Instead of flow, the new version aims for a more thorough telling of the tale. It fills in gaps that may have puzzled some viewers the first time around; for instance, two brief moments involving the forest "shepherded" by the Ents both amplify the trees' tale and cap off the showdown at Helm's Deep. It also throws in some bits of Tolkien mythology that fans of the books will appreciate (we discover what's so hot about Elven rope) and gives some background (quick, guess how old Aragorn is!) that is essential to the story to come. Those tidbits are appreciated, but Jackson has also added sequences that work beautifully as drama, including one with a character viewers won't be expecting to see again, and, at least in one final gluttonous moment with Pippin and Merry, as comic relief.
Of course, there are more bonus features than you can shake Gandalf's staff at. And I'm happy for them, really I am. But hours of "making of" documentaries are a bit of a tease right now, as we wait for our last glimpse of Middle Earth.
Wait - what am I saying? Who's to say that, after he has his way with his upcoming version of King Kong, Peter Jackson can't go back and make The Hobbit?

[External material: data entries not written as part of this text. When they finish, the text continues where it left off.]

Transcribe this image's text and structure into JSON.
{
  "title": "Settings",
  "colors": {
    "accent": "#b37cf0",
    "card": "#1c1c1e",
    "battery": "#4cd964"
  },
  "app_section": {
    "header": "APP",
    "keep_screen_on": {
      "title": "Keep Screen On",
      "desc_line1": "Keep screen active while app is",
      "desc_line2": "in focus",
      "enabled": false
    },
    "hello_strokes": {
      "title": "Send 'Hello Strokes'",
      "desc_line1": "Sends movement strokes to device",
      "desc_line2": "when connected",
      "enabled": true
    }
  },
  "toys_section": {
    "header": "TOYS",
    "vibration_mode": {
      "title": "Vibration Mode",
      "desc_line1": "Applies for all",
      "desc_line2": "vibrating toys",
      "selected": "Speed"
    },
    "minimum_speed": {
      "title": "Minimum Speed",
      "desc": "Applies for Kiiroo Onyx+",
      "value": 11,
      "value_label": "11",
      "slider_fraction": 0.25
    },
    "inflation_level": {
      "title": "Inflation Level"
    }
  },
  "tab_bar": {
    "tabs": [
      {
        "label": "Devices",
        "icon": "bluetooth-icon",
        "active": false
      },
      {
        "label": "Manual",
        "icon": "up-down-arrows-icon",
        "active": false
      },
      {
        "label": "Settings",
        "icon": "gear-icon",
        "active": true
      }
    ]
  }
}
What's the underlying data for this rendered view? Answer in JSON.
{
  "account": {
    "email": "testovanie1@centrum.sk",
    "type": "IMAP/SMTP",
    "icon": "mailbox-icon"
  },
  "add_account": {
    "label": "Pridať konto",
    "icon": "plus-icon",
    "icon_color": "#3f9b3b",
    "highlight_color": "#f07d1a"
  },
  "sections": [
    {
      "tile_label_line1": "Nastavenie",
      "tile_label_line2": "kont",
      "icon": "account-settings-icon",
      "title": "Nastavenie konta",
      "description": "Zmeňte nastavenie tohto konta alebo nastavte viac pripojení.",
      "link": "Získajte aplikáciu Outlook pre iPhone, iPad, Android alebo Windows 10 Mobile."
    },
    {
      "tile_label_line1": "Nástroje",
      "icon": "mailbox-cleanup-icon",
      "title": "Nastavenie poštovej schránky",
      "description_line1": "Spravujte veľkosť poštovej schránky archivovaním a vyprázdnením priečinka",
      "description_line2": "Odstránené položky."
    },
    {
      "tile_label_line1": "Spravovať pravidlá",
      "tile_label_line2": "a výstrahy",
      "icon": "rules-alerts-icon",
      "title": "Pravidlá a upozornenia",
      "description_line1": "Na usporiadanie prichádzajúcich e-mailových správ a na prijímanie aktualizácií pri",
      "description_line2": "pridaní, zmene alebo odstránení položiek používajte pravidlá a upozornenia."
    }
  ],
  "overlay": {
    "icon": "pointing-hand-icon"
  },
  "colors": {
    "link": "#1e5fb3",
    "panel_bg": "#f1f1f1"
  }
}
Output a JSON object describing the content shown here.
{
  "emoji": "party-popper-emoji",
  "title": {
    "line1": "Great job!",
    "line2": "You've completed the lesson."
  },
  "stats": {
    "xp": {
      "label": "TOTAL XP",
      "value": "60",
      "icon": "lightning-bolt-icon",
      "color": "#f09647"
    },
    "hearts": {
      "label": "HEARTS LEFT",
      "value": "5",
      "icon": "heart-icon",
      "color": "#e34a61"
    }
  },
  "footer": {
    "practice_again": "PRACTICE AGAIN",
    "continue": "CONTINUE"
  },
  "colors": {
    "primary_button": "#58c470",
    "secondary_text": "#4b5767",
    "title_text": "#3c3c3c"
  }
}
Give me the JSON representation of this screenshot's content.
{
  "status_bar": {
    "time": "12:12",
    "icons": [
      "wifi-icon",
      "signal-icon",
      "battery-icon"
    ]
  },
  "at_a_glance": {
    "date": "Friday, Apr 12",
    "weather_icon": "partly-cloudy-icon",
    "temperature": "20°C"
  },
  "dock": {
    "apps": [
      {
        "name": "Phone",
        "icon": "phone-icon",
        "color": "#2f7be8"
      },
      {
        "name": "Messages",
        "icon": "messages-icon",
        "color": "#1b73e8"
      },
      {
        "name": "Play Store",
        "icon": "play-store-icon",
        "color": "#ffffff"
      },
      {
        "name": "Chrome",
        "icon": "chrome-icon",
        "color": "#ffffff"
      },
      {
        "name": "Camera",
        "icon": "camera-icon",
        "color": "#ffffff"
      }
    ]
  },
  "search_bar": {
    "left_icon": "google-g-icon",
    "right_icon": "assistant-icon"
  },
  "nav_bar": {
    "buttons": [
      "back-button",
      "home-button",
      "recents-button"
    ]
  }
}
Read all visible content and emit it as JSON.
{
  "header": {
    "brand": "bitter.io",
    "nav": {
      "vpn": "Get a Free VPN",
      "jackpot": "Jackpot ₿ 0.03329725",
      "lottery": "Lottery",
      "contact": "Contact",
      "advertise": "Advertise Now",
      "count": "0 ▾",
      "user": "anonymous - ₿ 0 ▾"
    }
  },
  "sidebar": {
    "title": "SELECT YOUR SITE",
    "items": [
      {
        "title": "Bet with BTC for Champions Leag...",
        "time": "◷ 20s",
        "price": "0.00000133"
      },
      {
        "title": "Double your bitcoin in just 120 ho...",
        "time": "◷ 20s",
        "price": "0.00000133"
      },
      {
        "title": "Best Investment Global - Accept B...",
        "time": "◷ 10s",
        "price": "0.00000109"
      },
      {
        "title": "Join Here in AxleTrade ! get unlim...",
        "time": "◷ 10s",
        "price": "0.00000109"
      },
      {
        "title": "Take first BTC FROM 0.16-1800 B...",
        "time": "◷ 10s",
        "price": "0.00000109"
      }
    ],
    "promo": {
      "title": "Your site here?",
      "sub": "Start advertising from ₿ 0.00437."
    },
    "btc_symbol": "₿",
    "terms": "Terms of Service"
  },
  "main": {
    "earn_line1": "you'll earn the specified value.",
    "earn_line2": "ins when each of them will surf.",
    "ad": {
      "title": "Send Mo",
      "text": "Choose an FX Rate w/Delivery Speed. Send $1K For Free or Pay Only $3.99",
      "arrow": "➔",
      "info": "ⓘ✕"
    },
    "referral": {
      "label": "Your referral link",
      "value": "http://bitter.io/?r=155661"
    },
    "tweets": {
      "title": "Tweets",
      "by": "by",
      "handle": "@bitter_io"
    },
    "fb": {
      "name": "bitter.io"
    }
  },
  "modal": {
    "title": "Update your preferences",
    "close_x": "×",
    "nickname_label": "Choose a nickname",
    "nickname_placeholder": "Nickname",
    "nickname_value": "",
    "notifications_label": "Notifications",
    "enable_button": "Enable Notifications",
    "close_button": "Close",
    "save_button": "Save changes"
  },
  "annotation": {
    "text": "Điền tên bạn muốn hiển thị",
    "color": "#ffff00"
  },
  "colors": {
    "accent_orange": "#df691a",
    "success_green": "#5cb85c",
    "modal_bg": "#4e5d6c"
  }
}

Some other recent DVD releases also have a bearing on current theatrical releases. Gus Van Sant's Gerry (Miramax), for instance, had critics deeply divided from its first screenings at Sundance; some thought the odd, nearly actionless film spellbinding and reminiscent of the best contemporary cinema from the Middle East, while others thought it a colossal bore. Now, after seeing the director transfer his gargantuan attention span to a school massacre in Elephant, naysayers may want to revisit the film. It's more clear now where Gerry was pointed, and the experiment certainly paid off in the later film.
| Lord of the Rings: |
The Two Towers - Extended Edition (New Line)
Morvern Callar (Palm Pictures)
The Bushido Blade (Wellspring)
To Live and Die in L.A. (MGM)
If The Last Samurai has you riled up for "white man in land of Rising Sun" period dramas, The Bushido Blade (Wellspring) is here to help scratch the itch. Like Samurai, it's a mixed bag - but it does boast not only über-swordslinger Toshiro Mifune, but Kill Bill scene stealer Sonny Chiba.
Finally, the Friedkin Watch: Real men - and the real women who love them - have cause to rejoice today, as William Friedkin's To Live and Die in L.A. (MGM) sits in a store near you boasting a nice special edition. Like The French Connection transported into the world of Miami Vice, the film is a must for those of us enamored of Friedkin's gonzo, testosterone-heavy style. The dialogue (co-penned by the director) reeks of macho clichés, the Wang Chung soundtrack (minus the title track, which sets the tone perfectly) should have been strangled at birth, and you would be surprised what questionable performances are delivered by good actors. Still, the gritty crime-and-revenge saga, this time about counterfeiters instead of drug wholesalers, is a lot of ballsy fun, whether we're laughing at it or grinning with it. And while Friedkin happily wasn't allowed to revamp it the way Jackson did Two Towers, the DVD does let you see the sellout ending the filmmakers almost used instead of the basically perfect one they finally went with. •